==== Supplied records ====
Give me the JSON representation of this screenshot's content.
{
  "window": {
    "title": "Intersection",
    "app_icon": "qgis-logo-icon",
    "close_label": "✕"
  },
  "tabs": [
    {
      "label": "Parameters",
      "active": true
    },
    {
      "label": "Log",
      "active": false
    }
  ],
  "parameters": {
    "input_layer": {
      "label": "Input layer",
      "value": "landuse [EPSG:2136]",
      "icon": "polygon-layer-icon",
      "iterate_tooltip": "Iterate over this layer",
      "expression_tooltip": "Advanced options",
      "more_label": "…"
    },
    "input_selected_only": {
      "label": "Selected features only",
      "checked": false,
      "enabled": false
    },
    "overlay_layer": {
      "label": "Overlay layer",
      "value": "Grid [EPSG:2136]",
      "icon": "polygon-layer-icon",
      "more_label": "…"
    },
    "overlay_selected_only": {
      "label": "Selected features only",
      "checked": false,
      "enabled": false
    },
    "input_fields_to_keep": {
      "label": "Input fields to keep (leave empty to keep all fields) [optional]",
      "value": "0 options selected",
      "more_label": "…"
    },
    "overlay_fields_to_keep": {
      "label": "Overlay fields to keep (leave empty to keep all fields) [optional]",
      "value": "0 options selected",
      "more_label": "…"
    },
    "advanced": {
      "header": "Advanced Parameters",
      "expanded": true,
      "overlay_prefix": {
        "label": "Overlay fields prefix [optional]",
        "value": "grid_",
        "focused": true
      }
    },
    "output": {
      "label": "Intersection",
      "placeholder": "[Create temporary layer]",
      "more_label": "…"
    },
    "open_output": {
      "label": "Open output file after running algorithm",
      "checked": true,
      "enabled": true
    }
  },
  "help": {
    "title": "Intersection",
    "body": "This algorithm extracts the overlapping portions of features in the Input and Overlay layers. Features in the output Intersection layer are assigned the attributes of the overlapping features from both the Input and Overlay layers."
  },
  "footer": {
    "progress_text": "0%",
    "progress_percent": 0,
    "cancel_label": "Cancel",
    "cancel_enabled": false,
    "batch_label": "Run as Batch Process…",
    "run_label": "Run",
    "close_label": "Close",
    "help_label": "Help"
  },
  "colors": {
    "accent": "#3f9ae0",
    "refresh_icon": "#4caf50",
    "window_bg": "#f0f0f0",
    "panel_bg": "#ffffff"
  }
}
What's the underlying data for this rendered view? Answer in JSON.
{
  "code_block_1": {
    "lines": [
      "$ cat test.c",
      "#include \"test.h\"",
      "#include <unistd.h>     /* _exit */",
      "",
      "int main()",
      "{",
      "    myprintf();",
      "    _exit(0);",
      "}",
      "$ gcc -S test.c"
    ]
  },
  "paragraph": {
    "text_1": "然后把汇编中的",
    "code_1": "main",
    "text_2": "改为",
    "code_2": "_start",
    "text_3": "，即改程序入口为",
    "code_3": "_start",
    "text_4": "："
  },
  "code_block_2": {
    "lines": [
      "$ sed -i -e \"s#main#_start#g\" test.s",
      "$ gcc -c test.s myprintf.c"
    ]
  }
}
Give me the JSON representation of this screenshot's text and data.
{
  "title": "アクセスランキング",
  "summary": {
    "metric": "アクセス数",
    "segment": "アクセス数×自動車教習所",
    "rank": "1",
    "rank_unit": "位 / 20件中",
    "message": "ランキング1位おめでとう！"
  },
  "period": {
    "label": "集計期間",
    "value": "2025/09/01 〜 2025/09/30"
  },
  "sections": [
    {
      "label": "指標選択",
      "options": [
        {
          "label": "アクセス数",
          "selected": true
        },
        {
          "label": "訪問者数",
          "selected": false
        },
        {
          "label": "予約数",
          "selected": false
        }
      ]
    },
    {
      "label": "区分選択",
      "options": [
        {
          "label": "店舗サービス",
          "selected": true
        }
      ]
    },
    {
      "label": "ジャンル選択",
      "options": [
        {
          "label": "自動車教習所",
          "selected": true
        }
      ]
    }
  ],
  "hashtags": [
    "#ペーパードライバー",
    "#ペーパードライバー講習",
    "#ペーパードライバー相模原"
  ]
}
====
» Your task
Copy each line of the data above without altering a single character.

» Response to this exercise
Give me the JSON representation of this screenshot's content.
{
  "window": {
    "title": "Intersection",
    "app_icon": "qgis-logo-icon",
    "close_label": "✕"
  },
  "tabs": [
    {
      "label": "Parameters",
      "active": true
    },
    {
      "label": "Log",
      "active": false
    }
  ],
  "parameters": {
    "input_layer": {
      "label": "Input layer",
      "value": "landuse [EPSG:2136]",
      "icon": "polygon-layer-icon",
      "iterate_tooltip": "Iterate over this layer",
      "expression_tooltip": "Advanced options",
      "more_label": "…"
    },
    "input_selected_only": {
      "label": "Selected features only",
      "checked": false,
      "enabled": false
    },
    "overlay_layer": {
      "label": "Overlay layer",
      "value": "Grid [EPSG:2136]",
      "icon": "polygon-layer-icon",
      "more_label": "…"
    },
    "overlay_selected_only": {
      "label": "Selected features only",
      "checked": false,
      "enabled": false
    },
    "input_fields_to_keep": {
      "label": "Input fields to keep (leave empty to keep all fields) [optional]",
      "value": "0 options selected",
      "more_label": "…"
    },
    "overlay_fields_to_keep": {
      "label": "Overlay fields to keep (leave empty to keep all fields) [optional]",
      "value": "0 options selected",
      "more_label": "…"
    },
    "advanced": {
      "header": "Advanced Parameters",
      "expanded": true,
      "overlay_prefix": {
        "label": "Overlay fields prefix [optional]",
        "value": "grid_",
        "focused": true
      }
    },
    "output": {
      "label": "Intersection",
      "placeholder": "[Create temporary layer]",
      "more_label": "…"
    },
    "open_output": {
      "label": "Open output file after running algorithm",
      "checked": true,
      "enabled": true
    }
  },
  "help": {
    "title": "Intersection",
    "body": "This algorithm extracts the overlapping portions of features in the Input and Overlay layers. Features in the output Intersection layer are assigned the attributes of the overlapping features from both the Input and Overlay layers."
  },
  "footer": {
    "progress_text": "0%",
    "progress_percent": 0,
    "cancel_label": "Cancel",
    "cancel_enabled": false,
    "batch_label": "Run as Batch Process…",
    "run_label": "Run",
    "close_label": "Close",
    "help_label": "Help"
  },
  "colors": {
    "accent": "#3f9ae0",
    "refresh_icon": "#4caf50",
    "window_bg": "#f0f0f0",
    "panel_bg": "#ffffff"
  }
}
What's the underlying data for this rendered view? Answer in JSON.
{
  "code_block_1": {
    "lines": [
      "$ cat test.c",
      "#include \"test.h\"",
      "#include <unistd.h>     /* _exit */",
      "",
      "int main()",
      "{",
      "    myprintf();",
      "    _exit(0);",
      "}",
      "$ gcc -S test.c"
    ]
  },
  "paragraph": {
    "text_1": "然后把汇编中的",
    "code_1": "main",
    "text_2": "改为",
    "code_2": "_start",
    "text_3": "，即改程序入口为",
    "code_3": "_start",
    "text_4": "："
  },
  "code_block_2": {
    "lines": [
      "$ sed -i -e \"s#main#_start#g\" test.s",
      "$ gcc -c test.s myprintf.c"
    ]
  }
}
Give me the JSON representation of this screenshot's text and data.
{
  "title": "アクセスランキング",
  "summary": {
    "metric": "アクセス数",
    "segment": "アクセス数×自動車教習所",
    "rank": "1",
    "rank_unit": "位 / 20件中",
    "message": "ランキング1位おめでとう！"
  },
  "period": {
    "label": "集計期間",
    "value": "2025/09/01 〜 2025/09/30"
  },
  "sections": [
    {
      "label": "指標選択",
      "options": [
        {
          "label": "アクセス数",
          "selected": true
        },
        {
          "label": "訪問者数",
          "selected": false
        },
        {
          "label": "予約数",
          "selected": false
        }
      ]
    },
    {
      "label": "区分選択",
      "options": [
        {
          "label": "店舗サービス",
          "selected": true
        }
      ]
    },
    {
      "label": "ジャンル選択",
      "options": [
        {
          "label": "自動車教習所",
          "selected": true
        }
      ]
    }
  ],
  "hashtags": [
    "#ペーパードライバー",
    "#ペーパードライバー講習",
    "#ペーパードライバー相模原"
  ]
}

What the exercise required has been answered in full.